Thursday, March 13, 2014

Music Therapy in Mental Health

To the selfless and generous people that give us hope in humanity, particularly to Claire

“Music can lift us out of depression or move us to tears - it is a remedy, a tonic, orange juice for the ear. But for many of my neurological patients, music is even more - it can provide access, even when no medication can, to movement, to speech, to life. For them, music is not a luxury, but a necessity.”
― Oliver Sacks

Suffering from any kind of mental trauma or illness is an often distressing and daunting experience. Conditions such as depression, anxiety, Post Traumatic Stress Disorder and OCD can sometimes be lifelong that they require time and patience to overcome, as sufferers will face many ups and downs, as the temptation to relapse into old habits can present themselves at any time. 

Conditions involving severe mental health issues and depression can be complex to treat and every patient will have different needs and goals to meet. A GP or doctor will often be the first point-of-call once the decision to address a specific type of mental illness has been made, but the options available to anyone wanting to recover from anxiety or depression are multifarious. Alongside conventional talking therapies and drug treatments, there are other ways and means of helping people overcome debilitating and chronic mental issues which can feel overwhelming. One of these is Music Therapy.

Music Therapy
It is not all about trips to see doctors and psychiatrists, hospitals and sharing your deepest thoughts and feelings during group sessions, while recovering these days. Creative therapies are proving themselves to be an equally effective form of treatment. The advice given in the DrugAbuse website is that the choice of treatment is important to the recovery process of an individual, whatever the type of mental illness they suffer from is. Choosing the right program should depend entirely on the person’s needs. Music therapy creates sensorimotor responses from the body. This means that both the patient’s sensory and motor capabilities are active at the same time, making it possible to tailor the treatment for each human being based on the depression and anxiety stages the patient is going trough.

Techniques such as this can also be useful for treating people who suffer from addictions, just as they can be used to treat people with other mental conditions. The most extreme end of the spectrum will see a client who will be anxious, easily upset and maybe prone to violent outbursts. Playing a series of compositions at a slow tempo with mellow characteristics, such as soft vibrations, will alter the state of the patient’s autonomic nervous system.

The ANS is a form of control system the body uses to heighten certain feelings (such as anger) as it affects a person’s heart rate, and controlling these nervous feelings; by creating a safe and secure environment the patient relaxes, like when breathing in a paper bag during a panic attack.

Using music therapy, it is possible to teach people to control anxiety. The treatment is broad and does not just involve listening exercises, but also practical sessions where the patient will be involved in playing instruments, combining music with writing and physical exercise.

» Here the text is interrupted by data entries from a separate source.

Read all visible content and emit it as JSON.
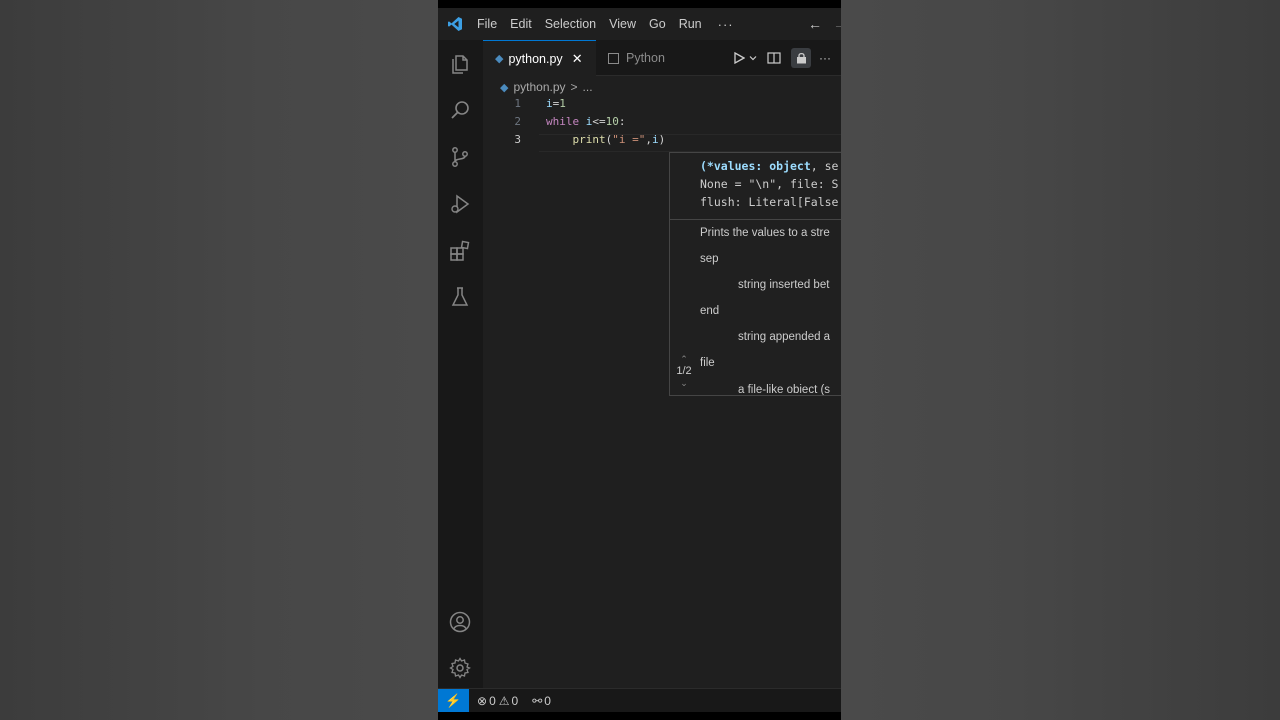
{
  "menu": {
    "items": [
      "File",
      "Edit",
      "Selection",
      "View",
      "Go",
      "Run"
    ],
    "more": "···"
  },
  "nav": {
    "back": "←",
    "forward": "→"
  },
  "activity_bar": {
    "icons": [
      "files-icon",
      "search-icon",
      "source-control-icon",
      "run-debug-icon",
      "extensions-icon",
      "testing-icon"
    ],
    "bottom_icons": [
      "account-icon",
      "settings-gear-icon"
    ]
  },
  "tabs": [
    {
      "label": "python.py",
      "active": true,
      "close": "✕"
    },
    {
      "label": "Python",
      "active": false
    }
  ],
  "tab_actions": {
    "more": "···"
  },
  "breadcrumb": {
    "file": "python.py",
    "sep": ">",
    "more": "..."
  },
  "editor": {
    "lines": [
      {
        "number": "1",
        "tokens": [
          [
            "var",
            "i"
          ],
          [
            "op",
            "="
          ],
          [
            "num",
            "1"
          ]
        ]
      },
      {
        "number": "2",
        "tokens": [
          [
            "kw",
            "while"
          ],
          [
            "op",
            " "
          ],
          [
            "var",
            "i"
          ],
          [
            "op",
            "<="
          ],
          [
            "num",
            "10"
          ],
          [
            "op",
            ":"
          ]
        ]
      },
      {
        "number": "3",
        "tokens": [
          [
            "op",
            "    "
          ],
          [
            "fn",
            "print"
          ],
          [
            "op",
            "("
          ],
          [
            "str",
            "\"i =\""
          ],
          [
            "op",
            ","
          ],
          [
            "var",
            "i"
          ],
          [
            "op",
            ")"
          ]
        ]
      }
    ],
    "active_line": 3
  },
  "hover": {
    "signature": [
      [
        [
          "param",
          "(*values: object"
        ],
        [
          "plain",
          ", se"
        ]
      ],
      [
        [
          "plain",
          "None = \"\\n\", file: S"
        ]
      ],
      [
        [
          "plain",
          "flush: Literal[False"
        ]
      ]
    ],
    "doc": [
      {
        "text": "Prints the values to a stre",
        "indent": false
      },
      {
        "text": "sep",
        "indent": false
      },
      {
        "text": "string inserted bet",
        "indent": true
      },
      {
        "text": "end",
        "indent": false
      },
      {
        "text": "string appended a",
        "indent": true
      },
      {
        "text": "file",
        "indent": false
      },
      {
        "text": "a file-like obiect (s",
        "indent": true
      }
    ],
    "pager": "1/2"
  },
  "status": {
    "remote": "⚡",
    "errors": "0",
    "warnings": "0",
    "ports": "0"
  }
}
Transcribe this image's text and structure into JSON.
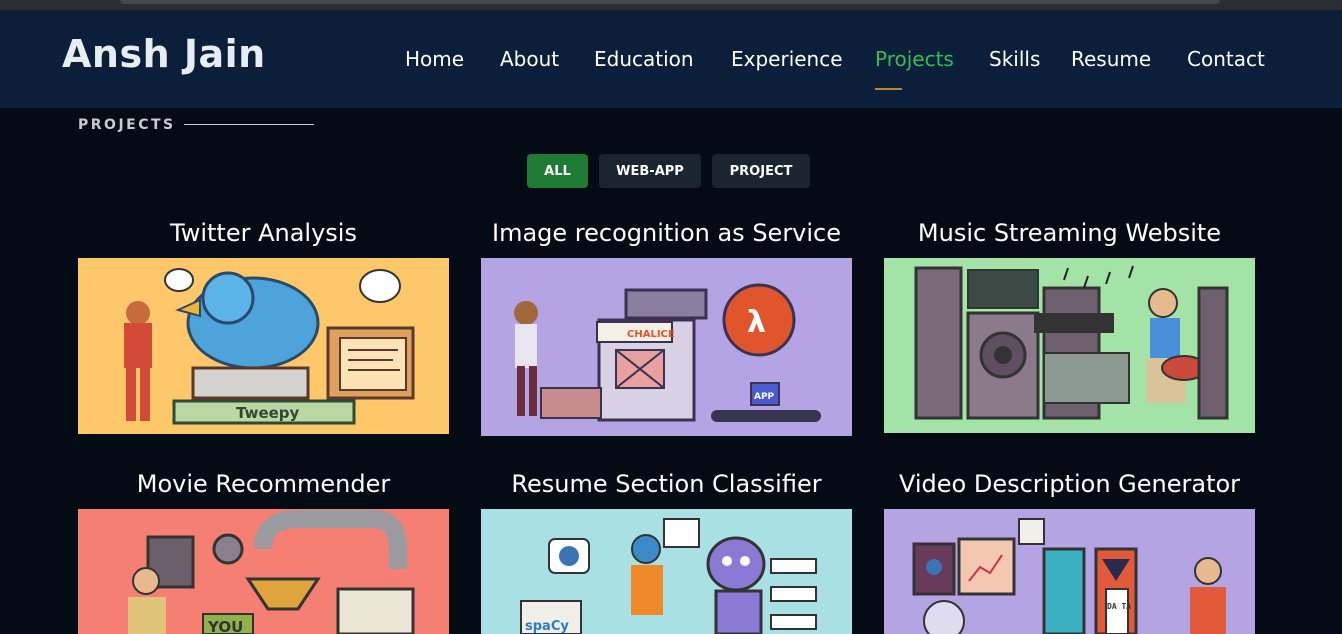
{
  "header": {
    "brand": "Ansh Jain",
    "nav": [
      "Home",
      "About",
      "Education",
      "Experience",
      "Projects",
      "Skills",
      "Resume",
      "Contact"
    ],
    "active_nav": "Projects"
  },
  "section": {
    "title": "PROJECTS"
  },
  "filters": [
    "ALL",
    "WEB-APP",
    "PROJECT"
  ],
  "active_filter": "ALL",
  "projects": [
    {
      "title": "Twitter Analysis",
      "art_text": "Tweepy",
      "bg": "#fdc76a"
    },
    {
      "title": "Image recognition as Service",
      "art_text": "CHALICE",
      "art_text2": "APP",
      "bg": "#b4a4e4"
    },
    {
      "title": "Music Streaming Website",
      "bg": "#a3e3a8"
    },
    {
      "title": "Movie Recommender",
      "art_text": "YOU",
      "bg": "#f57f72"
    },
    {
      "title": "Resume Section Classifier",
      "art_text": "spaCy",
      "bg": "#a8e0e4"
    },
    {
      "title": "Video Description Generator",
      "art_text": "DA TA",
      "bg": "#b4a4e4"
    }
  ],
  "colors": {
    "navbar_bg": "#0b1f3b",
    "page_bg": "#040b14",
    "accent_green": "#2fbf57",
    "filter_active": "#1f7a34",
    "filter_bg": "#1b2530"
  }
}
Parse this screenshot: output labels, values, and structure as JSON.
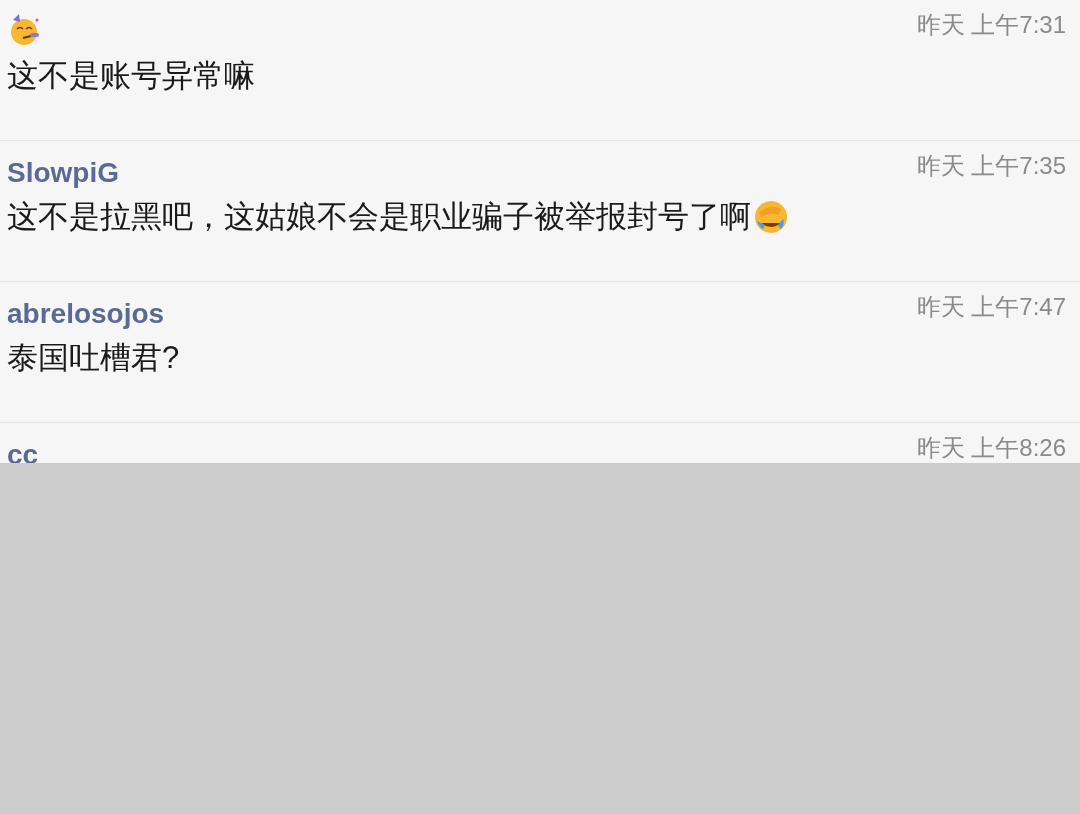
{
  "comments": [
    {
      "author_icon": true,
      "time": "昨天 上午7:31",
      "text": "这不是账号异常嘛",
      "trailing_icon": false
    },
    {
      "author": "SlowpiG",
      "time": "昨天 上午7:35",
      "text": "这不是拉黑吧，这姑娘不会是职业骗子被举报封号了啊",
      "trailing_icon": true
    },
    {
      "author": "abrelosojos",
      "time": "昨天 上午7:47",
      "text": "泰国吐槽君?",
      "trailing_icon": false
    },
    {
      "author": "cc",
      "time": "昨天 上午8:26",
      "trailing_icon": false
    }
  ]
}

“There is certainly a universal and unconscious propensity to impose a rhythm even when one hears a series of identical sounds at constant intervals... We tend to hear the sound of a digital clock, for example, as "tick-tock, tick-tock" - even though it is actually "tick tick, tick tick.” 

Consider the above quote too. There is something to be said for the calming, distracting, repetitive action of intoning the same note over and over again, continually repeating the same sounds and phrases, or for instance, if you were playing an instrument such as the guitar, learning to play a riff, or pick – starting off slowly and first, then learning to play it faster over time. The continued action of fingers on string, coupled with the brain’s keen-ness for repetition can be very calming and distracting.

Background Research
Over the past decade there has been several attempts to understand why music therapy provides such effective results. A 2003 report, looks into the effect that drumming groups can have on an addict’s recovery process. 

The report found that drumming, as an activity, was a successful form of therapy due to the repetition involved. Concluding, drumming puts the mind into a state of relaxation, enhancing synchronization between the brain and body, putting the patient into a meditative-like state, as they concentrate solely on the task. Focusing attention on sensorimotor treatment, it's also important to provide an overall balance, taking into consideration all aspects, mentally and physically, of the patients’ well-being, while providing this kind of treatment. Enhancing the understanding of the cognitive and emotional process, is key for the patient's mental healing.